Tally up the lines below that carry the word "label", answering with the figure alone.
------ Data records ------
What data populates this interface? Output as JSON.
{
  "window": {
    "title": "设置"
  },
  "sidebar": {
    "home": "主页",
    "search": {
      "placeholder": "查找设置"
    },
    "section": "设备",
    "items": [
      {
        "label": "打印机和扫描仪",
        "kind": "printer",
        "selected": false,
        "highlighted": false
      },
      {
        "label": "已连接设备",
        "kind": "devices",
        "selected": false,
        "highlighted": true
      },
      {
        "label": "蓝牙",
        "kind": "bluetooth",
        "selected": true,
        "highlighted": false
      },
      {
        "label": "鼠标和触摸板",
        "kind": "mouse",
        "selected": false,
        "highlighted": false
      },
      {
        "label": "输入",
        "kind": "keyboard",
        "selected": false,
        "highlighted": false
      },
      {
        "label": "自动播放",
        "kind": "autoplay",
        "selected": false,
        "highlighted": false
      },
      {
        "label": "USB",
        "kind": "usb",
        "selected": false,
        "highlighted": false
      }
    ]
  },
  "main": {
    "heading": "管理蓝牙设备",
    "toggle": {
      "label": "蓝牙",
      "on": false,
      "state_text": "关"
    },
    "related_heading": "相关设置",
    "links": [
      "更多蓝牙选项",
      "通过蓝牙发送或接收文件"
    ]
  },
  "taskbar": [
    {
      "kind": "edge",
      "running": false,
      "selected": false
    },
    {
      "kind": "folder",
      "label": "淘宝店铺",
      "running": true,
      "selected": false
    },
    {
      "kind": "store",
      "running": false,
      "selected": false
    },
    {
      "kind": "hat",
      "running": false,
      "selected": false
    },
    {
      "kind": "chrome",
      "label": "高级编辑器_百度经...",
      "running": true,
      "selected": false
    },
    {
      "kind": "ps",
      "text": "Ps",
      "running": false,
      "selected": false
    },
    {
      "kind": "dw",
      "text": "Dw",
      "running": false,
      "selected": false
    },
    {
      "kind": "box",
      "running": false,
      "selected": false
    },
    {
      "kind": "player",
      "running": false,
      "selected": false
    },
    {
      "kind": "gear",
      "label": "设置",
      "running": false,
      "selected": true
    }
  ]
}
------
• Finished exercise: 11